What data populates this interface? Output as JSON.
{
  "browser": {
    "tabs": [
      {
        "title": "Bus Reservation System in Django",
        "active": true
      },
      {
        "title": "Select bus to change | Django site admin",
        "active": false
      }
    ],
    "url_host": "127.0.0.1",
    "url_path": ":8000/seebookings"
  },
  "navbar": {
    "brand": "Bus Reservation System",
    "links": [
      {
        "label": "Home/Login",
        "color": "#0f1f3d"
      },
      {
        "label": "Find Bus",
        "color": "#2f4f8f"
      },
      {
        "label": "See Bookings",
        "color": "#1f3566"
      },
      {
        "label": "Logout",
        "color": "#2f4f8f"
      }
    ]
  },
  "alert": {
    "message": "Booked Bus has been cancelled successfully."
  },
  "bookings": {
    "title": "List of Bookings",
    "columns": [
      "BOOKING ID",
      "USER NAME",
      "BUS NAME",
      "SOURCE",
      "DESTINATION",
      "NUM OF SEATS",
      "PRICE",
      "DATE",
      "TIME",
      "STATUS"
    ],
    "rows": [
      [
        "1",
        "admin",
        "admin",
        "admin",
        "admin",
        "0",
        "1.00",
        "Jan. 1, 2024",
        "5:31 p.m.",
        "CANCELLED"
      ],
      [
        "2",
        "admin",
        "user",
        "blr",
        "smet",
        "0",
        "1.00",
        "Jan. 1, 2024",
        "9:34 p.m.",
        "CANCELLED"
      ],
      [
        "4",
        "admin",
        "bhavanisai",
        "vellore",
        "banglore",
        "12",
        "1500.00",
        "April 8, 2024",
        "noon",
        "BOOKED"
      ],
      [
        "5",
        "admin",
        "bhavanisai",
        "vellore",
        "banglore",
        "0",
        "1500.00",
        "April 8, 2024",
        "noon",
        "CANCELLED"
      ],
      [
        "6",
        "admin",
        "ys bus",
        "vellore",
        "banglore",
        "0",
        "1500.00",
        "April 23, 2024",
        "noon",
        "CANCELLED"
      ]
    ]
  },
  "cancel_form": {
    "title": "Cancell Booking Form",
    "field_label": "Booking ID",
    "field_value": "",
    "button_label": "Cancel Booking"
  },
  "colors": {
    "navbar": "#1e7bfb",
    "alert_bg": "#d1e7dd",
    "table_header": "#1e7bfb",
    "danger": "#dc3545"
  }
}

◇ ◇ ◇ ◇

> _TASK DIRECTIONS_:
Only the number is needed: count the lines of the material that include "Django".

> _TASK RESPONSE_:
2